But it delineated “lessons learned” in “this extraordinary election.”

Many factors affected its ability to make a correct call, according to the internal report. Votes were improperly entered into a computer; precinct workers incorrectly copied or misread ballot tallies. Butterfly ballots caused mistakes. Ballots were lost. There were voting machine errors and other mechanical problems.

VNS either could not or did not correct for these factors, CBS reported. It relied upon models and methods that had been very dependable in the past but that “came up short” this time.

CBS strongly denied Tauzin’s charge of bias. It charted its calls and showed that of 29 states where the final margin was 10 points or more, CBS News called 15 at poll closing for Bush and 11 for Gore. In three states, races showed closer at closing time than they did later and the network did not call them immediately for Bush. It also noted that Bush actually won all the states in which races differed by 6 to 9 points, states in which it did not immediately project a winner

CBS asked Dr. Kathleen Hall Jamieson, dean of the Annenberg School for Communication at the University of Pennsylvania, to also examine its election coverage and comment in its report.
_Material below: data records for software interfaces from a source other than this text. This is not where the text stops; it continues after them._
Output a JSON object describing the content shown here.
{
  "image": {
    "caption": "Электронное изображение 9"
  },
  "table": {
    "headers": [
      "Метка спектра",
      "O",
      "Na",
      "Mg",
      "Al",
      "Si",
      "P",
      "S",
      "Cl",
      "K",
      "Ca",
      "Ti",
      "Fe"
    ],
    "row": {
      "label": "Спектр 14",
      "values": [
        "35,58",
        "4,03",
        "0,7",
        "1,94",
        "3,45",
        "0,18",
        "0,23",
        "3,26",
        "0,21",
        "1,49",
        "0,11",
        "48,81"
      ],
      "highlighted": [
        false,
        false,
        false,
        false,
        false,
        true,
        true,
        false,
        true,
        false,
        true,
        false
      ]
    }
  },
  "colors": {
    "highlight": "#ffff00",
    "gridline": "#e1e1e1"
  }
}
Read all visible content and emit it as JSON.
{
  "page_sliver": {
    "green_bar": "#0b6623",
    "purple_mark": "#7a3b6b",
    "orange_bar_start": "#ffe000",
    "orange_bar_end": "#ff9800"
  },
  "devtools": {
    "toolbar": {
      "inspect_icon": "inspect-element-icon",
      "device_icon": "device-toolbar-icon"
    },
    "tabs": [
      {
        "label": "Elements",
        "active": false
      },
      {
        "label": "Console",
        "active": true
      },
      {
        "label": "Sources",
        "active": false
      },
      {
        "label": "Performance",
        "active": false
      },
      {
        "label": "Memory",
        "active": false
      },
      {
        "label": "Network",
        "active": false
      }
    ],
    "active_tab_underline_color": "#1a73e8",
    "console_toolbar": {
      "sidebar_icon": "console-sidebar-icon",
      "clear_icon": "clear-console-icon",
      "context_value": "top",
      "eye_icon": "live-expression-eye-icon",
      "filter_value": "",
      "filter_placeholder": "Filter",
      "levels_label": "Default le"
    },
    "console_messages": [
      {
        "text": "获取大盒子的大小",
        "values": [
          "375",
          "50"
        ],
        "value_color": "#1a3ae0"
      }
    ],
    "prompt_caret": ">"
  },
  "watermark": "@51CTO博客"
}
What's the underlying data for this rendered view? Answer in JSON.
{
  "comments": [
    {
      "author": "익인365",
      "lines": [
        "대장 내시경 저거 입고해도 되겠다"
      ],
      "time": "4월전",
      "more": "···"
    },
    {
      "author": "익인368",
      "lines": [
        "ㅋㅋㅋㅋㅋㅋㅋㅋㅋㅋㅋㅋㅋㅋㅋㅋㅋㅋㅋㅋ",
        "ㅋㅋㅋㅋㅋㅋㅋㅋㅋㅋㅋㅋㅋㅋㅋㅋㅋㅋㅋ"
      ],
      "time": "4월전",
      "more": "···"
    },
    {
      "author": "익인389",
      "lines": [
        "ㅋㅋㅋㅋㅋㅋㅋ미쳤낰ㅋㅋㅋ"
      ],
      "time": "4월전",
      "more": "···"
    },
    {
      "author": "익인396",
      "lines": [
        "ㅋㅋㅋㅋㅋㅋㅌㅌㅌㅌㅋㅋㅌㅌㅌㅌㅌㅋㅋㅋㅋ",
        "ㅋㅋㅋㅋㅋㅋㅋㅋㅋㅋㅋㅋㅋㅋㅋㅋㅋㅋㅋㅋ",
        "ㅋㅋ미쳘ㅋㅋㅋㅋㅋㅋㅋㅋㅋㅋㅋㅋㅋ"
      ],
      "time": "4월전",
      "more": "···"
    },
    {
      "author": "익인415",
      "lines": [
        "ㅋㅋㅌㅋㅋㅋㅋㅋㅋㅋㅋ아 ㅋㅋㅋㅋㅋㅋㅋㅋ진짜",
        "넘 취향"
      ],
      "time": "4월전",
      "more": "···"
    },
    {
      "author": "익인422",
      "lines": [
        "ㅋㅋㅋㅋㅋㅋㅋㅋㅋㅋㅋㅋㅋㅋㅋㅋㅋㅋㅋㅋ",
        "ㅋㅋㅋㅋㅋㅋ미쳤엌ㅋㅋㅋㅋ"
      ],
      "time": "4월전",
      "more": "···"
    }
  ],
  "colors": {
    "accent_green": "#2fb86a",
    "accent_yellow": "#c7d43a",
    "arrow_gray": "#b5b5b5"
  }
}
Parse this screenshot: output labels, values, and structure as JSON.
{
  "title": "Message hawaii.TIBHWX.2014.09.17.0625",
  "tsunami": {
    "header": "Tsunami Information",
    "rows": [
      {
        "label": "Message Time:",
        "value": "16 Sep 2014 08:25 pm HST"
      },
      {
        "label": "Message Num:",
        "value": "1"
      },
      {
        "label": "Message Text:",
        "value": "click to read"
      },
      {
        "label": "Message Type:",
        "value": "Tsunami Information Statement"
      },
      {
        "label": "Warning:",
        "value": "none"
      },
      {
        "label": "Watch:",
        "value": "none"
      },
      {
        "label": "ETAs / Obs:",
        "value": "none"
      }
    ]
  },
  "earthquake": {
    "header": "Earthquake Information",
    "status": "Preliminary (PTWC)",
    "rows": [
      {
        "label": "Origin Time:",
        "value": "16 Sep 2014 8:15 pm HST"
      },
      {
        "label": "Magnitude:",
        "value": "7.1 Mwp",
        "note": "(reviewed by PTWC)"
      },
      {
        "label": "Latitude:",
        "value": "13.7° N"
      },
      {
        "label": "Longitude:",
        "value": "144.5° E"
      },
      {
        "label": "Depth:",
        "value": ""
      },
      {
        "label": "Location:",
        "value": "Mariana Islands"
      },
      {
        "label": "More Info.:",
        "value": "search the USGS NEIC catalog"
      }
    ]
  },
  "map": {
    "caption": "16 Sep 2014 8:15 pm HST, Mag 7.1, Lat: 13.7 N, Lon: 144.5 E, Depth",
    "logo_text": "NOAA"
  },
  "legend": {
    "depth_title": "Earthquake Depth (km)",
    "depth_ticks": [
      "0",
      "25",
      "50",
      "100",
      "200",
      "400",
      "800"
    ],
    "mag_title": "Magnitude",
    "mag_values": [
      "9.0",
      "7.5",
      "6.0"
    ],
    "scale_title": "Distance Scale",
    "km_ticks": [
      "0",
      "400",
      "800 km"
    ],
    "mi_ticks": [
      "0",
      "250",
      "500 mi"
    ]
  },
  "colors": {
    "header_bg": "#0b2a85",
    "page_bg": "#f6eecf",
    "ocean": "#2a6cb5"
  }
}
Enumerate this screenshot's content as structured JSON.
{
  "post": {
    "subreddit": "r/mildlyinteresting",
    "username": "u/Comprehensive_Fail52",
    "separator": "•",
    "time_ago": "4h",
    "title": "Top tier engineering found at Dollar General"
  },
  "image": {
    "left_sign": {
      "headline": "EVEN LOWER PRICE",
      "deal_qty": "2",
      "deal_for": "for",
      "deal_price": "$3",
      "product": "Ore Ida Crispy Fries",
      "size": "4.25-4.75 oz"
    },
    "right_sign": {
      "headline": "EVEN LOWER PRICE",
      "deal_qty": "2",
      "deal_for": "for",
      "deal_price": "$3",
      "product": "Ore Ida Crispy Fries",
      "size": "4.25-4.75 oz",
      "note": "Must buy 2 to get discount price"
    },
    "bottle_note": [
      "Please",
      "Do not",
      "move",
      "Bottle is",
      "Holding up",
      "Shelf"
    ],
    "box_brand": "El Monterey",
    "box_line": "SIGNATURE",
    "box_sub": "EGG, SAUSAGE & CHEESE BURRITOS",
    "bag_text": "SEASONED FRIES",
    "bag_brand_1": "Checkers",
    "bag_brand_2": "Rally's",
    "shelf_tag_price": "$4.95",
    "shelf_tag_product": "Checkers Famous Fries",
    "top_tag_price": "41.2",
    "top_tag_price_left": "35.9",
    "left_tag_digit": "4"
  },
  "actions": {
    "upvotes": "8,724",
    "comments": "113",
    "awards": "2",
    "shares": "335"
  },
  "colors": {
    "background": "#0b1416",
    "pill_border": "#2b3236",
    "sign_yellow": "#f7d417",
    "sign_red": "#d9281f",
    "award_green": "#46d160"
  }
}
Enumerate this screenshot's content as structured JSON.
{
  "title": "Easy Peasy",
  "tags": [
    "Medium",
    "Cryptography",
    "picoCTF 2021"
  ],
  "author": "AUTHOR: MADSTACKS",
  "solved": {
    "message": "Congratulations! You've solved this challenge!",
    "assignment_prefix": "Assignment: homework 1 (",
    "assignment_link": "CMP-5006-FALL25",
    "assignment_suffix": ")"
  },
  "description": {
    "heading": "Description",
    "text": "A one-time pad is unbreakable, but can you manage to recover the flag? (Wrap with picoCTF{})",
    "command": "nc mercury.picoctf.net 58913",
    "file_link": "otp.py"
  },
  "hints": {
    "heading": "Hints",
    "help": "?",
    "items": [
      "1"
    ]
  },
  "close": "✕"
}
She said the mistaken call of Florida did not lead Dan Rather to suggest the election was over. He only assumed that the win by Gore in Florida made him viable and the race close. Faced with this information, Republicans and Democrats in the West presumably would be motivated; they would believe that their votes would count and that they would be more inclined to go to the polls.

A lawsuit to enjoin the announcement of exit polling results in future elections was quickly withdrawn.

The Committee for Honest Politics, an Indianapolis-based group with strong ties to the Republican Party, sued the networks and Voter News Service, which conducted many of the exit polls for the networks, on Nov. 14 in Okaloosa County, Fla., in the state’s panhandle, asking that they be enjoined from predicting future elections until polls close.

In the 10 minutes before polls closed in the Central Time Zone in Florida the networks had projected that the state had gone for Gore based on exit polls in the Eastern Time Zone where most of the state’s population resides.

The Committee sued on behalf of a voter who actually cast his vote but believed that because of the projections it was ineffective. It withdrew the lawsuit two days later. (Simmons v. Hallorn)